• DIRECTIONS
An identical copy of the listing below is all the answer should contain.

• PROVIDED MATERIAL

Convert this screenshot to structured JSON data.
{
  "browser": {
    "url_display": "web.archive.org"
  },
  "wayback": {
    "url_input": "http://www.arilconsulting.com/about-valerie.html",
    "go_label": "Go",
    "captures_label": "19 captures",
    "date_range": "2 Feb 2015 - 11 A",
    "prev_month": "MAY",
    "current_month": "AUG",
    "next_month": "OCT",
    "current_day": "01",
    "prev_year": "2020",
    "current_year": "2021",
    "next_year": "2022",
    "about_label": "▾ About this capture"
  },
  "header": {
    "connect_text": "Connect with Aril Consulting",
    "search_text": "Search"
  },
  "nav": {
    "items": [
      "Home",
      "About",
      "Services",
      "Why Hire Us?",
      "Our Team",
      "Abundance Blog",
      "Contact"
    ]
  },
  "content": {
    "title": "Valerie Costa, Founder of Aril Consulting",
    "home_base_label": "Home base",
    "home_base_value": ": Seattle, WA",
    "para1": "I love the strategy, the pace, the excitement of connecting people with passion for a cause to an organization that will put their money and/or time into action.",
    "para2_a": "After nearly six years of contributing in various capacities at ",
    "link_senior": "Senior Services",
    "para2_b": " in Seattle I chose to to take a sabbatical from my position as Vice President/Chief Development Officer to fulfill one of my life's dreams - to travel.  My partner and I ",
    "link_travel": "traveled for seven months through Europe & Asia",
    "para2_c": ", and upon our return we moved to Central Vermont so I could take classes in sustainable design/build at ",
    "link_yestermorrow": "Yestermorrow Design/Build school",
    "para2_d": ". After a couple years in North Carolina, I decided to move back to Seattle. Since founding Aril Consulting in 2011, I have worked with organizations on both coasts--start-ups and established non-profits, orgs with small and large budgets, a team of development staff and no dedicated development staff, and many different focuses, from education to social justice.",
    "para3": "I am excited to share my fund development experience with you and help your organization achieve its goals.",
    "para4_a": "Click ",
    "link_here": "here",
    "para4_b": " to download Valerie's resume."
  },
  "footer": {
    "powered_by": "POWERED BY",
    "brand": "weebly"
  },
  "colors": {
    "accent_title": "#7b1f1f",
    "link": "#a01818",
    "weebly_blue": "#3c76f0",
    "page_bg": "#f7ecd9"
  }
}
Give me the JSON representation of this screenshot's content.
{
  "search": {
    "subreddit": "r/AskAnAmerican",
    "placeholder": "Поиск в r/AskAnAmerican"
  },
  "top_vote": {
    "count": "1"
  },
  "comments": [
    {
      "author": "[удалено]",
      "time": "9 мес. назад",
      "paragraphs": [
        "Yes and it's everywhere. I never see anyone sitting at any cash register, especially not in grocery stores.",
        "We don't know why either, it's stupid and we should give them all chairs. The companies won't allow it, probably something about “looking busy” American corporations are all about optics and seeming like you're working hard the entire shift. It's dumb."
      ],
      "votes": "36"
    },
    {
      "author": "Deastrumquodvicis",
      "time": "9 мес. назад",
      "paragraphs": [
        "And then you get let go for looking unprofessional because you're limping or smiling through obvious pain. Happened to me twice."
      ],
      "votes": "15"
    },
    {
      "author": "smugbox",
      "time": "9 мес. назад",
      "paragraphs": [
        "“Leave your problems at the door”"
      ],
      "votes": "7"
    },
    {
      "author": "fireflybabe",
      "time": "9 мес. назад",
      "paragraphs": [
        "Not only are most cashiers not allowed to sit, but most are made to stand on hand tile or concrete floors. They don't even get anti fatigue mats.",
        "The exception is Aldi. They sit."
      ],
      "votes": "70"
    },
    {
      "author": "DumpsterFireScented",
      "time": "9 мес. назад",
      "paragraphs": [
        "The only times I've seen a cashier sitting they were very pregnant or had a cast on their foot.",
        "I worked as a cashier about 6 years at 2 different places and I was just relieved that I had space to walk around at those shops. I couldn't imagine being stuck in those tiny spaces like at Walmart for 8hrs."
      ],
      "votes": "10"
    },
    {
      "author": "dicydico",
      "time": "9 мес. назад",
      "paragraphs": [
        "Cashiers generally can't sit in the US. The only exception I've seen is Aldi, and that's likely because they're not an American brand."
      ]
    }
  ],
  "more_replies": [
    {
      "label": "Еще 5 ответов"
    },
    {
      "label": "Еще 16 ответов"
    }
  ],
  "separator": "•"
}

• YOUR RESPONSE
Convert this screenshot to structured JSON data.
{
  "browser": {
    "url_display": "web.archive.org"
  },
  "wayback": {
    "url_input": "http://www.arilconsulting.com/about-valerie.html",
    "go_label": "Go",
    "captures_label": "19 captures",
    "date_range": "2 Feb 2015 - 11 A",
    "prev_month": "MAY",
    "current_month": "AUG",
    "next_month": "OCT",
    "current_day": "01",
    "prev_year": "2020",
    "current_year": "2021",
    "next_year": "2022",
    "about_label": "▾ About this capture"
  },
  "header": {
    "connect_text": "Connect with Aril Consulting",
    "search_text": "Search"
  },
  "nav": {
    "items": [
      "Home",
      "About",
      "Services",
      "Why Hire Us?",
      "Our Team",
      "Abundance Blog",
      "Contact"
    ]
  },
  "content": {
    "title": "Valerie Costa, Founder of Aril Consulting",
    "home_base_label": "Home base",
    "home_base_value": ": Seattle, WA",
    "para1": "I love the strategy, the pace, the excitement of connecting people with passion for a cause to an organization that will put their money and/or time into action.",
    "para2_a": "After nearly six years of contributing in various capacities at ",
    "link_senior": "Senior Services",
    "para2_b": " in Seattle I chose to to take a sabbatical from my position as Vice President/Chief Development Officer to fulfill one of my life's dreams - to travel.  My partner and I ",
    "link_travel": "traveled for seven months through Europe & Asia",
    "para2_c": ", and upon our return we moved to Central Vermont so I could take classes in sustainable design/build at ",
    "link_yestermorrow": "Yestermorrow Design/Build school",
    "para2_d": ". After a couple years in North Carolina, I decided to move back to Seattle. Since founding Aril Consulting in 2011, I have worked with organizations on both coasts--start-ups and established non-profits, orgs with small and large budgets, a team of development staff and no dedicated development staff, and many different focuses, from education to social justice.",
    "para3": "I am excited to share my fund development experience with you and help your organization achieve its goals.",
    "para4_a": "Click ",
    "link_here": "here",
    "para4_b": " to download Valerie's resume."
  },
  "footer": {
    "powered_by": "POWERED BY",
    "brand": "weebly"
  },
  "colors": {
    "accent_title": "#7b1f1f",
    "link": "#a01818",
    "weebly_blue": "#3c76f0",
    "page_bg": "#f7ecd9"
  }
}
Give me the JSON representation of this screenshot's content.
{
  "search": {
    "subreddit": "r/AskAnAmerican",
    "placeholder": "Поиск в r/AskAnAmerican"
  },
  "top_vote": {
    "count": "1"
  },
  "comments": [
    {
      "author": "[удалено]",
      "time": "9 мес. назад",
      "paragraphs": [
        "Yes and it's everywhere. I never see anyone sitting at any cash register, especially not in grocery stores.",
        "We don't know why either, it's stupid and we should give them all chairs. The companies won't allow it, probably something about “looking busy” American corporations are all about optics and seeming like you're working hard the entire shift. It's dumb."
      ],
      "votes": "36"
    },
    {
      "author": "Deastrumquodvicis",
      "time": "9 мес. назад",
      "paragraphs": [
        "And then you get let go for looking unprofessional because you're limping or smiling through obvious pain. Happened to me twice."
      ],
      "votes": "15"
    },
    {
      "author": "smugbox",
      "time": "9 мес. назад",
      "paragraphs": [
        "“Leave your problems at the door”"
      ],
      "votes": "7"
    },
    {
      "author": "fireflybabe",
      "time": "9 мес. назад",
      "paragraphs": [
        "Not only are most cashiers not allowed to sit, but most are made to stand on hand tile or concrete floors. They don't even get anti fatigue mats.",
        "The exception is Aldi. They sit."
      ],
      "votes": "70"
    },
    {
      "author": "DumpsterFireScented",
      "time": "9 мес. назад",
      "paragraphs": [
        "The only times I've seen a cashier sitting they were very pregnant or had a cast on their foot.",
        "I worked as a cashier about 6 years at 2 different places and I was just relieved that I had space to walk around at those shops. I couldn't imagine being stuck in those tiny spaces like at Walmart for 8hrs."
      ],
      "votes": "10"
    },
    {
      "author": "dicydico",
      "time": "9 мес. назад",
      "paragraphs": [
        "Cashiers generally can't sit in the US. The only exception I've seen is Aldi, and that's likely because they're not an American brand."
      ]
    }
  ],
  "more_replies": [
    {
      "label": "Еще 5 ответов"
    },
    {
      "label": "Еще 16 ответов"
    }
  ],
  "separator": "•"
}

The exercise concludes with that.